Dataset rows for apps and sites
+++++
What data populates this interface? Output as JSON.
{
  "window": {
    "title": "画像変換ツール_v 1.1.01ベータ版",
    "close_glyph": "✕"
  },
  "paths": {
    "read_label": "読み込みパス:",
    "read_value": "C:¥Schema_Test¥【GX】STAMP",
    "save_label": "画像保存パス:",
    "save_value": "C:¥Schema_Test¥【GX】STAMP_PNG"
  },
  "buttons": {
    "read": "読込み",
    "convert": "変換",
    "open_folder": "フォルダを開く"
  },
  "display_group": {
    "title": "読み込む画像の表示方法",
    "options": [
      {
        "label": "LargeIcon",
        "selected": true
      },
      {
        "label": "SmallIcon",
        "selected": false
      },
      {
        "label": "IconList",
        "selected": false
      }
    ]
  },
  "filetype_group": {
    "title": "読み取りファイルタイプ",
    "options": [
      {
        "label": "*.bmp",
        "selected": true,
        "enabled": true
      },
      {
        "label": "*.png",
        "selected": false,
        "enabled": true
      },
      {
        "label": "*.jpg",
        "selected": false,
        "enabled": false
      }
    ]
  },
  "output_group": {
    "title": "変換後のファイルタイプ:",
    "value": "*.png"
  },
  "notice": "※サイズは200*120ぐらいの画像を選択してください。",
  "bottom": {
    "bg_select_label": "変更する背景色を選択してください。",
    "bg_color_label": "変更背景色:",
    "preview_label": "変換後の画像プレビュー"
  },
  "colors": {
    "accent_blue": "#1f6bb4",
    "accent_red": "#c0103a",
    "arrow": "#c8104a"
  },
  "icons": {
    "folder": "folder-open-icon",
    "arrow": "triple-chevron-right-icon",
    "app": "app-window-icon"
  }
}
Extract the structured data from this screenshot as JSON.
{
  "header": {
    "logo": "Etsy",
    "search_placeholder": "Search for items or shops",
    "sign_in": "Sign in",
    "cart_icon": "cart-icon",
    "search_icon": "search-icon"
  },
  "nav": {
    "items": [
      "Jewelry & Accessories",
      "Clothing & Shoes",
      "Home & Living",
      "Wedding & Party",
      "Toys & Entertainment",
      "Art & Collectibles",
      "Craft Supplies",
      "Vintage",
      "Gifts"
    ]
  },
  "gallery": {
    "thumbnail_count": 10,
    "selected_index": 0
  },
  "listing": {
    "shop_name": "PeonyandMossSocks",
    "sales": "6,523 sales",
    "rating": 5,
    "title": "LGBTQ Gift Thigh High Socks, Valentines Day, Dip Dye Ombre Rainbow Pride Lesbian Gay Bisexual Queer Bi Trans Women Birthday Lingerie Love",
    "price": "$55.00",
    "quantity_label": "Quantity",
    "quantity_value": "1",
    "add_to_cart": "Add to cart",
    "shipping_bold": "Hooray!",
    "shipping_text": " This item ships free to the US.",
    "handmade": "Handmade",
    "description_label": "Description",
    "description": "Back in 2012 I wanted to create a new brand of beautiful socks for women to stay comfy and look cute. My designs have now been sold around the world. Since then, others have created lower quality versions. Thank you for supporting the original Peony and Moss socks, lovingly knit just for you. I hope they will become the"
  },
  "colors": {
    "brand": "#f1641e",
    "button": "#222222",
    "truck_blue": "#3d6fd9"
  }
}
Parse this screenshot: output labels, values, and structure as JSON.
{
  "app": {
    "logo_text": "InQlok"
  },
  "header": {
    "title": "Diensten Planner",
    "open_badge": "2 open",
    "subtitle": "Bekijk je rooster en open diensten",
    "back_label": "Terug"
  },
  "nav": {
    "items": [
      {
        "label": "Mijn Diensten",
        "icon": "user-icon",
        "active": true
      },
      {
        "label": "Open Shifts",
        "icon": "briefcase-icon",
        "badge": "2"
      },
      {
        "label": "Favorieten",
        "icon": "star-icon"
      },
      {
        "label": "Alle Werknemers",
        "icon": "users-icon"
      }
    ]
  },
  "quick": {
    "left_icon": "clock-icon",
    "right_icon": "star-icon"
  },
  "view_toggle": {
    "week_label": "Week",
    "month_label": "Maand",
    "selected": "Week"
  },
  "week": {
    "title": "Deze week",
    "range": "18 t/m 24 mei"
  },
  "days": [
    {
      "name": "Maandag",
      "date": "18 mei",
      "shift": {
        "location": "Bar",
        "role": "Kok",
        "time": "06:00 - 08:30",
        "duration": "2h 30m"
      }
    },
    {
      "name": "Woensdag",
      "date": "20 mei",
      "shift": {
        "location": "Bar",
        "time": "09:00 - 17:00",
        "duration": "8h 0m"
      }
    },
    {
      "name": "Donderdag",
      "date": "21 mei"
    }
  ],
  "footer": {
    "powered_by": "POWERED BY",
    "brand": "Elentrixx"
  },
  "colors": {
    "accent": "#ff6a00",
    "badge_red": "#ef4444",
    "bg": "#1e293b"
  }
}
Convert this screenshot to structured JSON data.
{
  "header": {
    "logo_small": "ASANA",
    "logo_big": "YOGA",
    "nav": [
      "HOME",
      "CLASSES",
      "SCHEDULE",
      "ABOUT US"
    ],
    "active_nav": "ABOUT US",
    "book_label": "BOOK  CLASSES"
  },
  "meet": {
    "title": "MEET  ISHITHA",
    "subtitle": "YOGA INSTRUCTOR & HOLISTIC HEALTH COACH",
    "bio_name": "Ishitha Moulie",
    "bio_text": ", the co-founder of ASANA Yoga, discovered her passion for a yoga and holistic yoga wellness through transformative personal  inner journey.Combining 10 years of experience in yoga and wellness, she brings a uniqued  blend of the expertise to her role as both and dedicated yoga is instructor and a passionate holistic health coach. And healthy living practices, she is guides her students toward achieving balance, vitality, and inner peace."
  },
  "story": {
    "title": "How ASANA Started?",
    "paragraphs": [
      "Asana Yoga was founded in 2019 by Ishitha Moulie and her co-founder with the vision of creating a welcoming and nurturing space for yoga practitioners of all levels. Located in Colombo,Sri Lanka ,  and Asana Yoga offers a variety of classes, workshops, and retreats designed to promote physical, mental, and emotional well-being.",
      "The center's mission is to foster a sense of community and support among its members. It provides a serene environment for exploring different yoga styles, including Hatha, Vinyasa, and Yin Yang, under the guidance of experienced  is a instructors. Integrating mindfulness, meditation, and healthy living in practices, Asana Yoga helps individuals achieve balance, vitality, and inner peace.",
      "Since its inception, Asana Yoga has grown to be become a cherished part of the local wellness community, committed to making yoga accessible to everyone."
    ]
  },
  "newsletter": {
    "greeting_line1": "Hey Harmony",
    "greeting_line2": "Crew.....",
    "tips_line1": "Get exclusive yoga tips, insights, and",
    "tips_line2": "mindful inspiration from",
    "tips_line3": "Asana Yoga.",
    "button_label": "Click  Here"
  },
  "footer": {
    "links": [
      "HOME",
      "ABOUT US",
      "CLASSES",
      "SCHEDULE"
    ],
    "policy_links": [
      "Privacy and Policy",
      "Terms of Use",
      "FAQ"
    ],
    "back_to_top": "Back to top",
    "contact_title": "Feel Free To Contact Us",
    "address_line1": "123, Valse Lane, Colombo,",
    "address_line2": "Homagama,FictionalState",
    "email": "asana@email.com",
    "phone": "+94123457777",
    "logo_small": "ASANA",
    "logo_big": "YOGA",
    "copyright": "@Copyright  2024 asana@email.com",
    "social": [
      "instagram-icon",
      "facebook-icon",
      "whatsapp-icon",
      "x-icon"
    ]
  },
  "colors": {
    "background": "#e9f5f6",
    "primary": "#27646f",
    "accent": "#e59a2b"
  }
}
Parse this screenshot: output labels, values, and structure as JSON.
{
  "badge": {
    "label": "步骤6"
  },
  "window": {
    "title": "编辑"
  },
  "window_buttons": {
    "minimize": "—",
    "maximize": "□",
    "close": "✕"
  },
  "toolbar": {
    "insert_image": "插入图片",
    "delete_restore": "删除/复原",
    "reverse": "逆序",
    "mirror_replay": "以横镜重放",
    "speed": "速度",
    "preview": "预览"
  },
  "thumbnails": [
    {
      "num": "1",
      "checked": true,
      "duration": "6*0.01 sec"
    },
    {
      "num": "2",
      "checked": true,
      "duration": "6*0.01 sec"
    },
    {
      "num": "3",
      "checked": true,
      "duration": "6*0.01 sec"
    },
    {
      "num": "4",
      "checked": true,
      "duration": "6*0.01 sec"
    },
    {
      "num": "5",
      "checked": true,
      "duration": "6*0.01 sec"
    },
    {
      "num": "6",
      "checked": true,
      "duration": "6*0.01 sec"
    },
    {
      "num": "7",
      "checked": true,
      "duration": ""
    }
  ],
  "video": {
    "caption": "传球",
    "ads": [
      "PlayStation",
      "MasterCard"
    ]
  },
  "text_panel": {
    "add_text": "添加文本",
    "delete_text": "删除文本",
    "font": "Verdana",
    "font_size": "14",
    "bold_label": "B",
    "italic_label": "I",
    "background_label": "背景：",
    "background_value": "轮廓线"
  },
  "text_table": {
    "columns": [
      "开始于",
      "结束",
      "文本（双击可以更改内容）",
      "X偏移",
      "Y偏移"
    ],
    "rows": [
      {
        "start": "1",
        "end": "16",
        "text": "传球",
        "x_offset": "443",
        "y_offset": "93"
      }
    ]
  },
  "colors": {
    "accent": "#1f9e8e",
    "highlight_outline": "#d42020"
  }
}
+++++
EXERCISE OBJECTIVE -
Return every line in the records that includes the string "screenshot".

OUTPUT FOR THIS EXERCISE -
Extract the structured data from this screenshot as JSON.
Parse this screenshot: output labels, values, and structure as JSON.
Convert this screenshot to structured JSON data.
Parse this screenshot: output labels, values, and structure as JSON.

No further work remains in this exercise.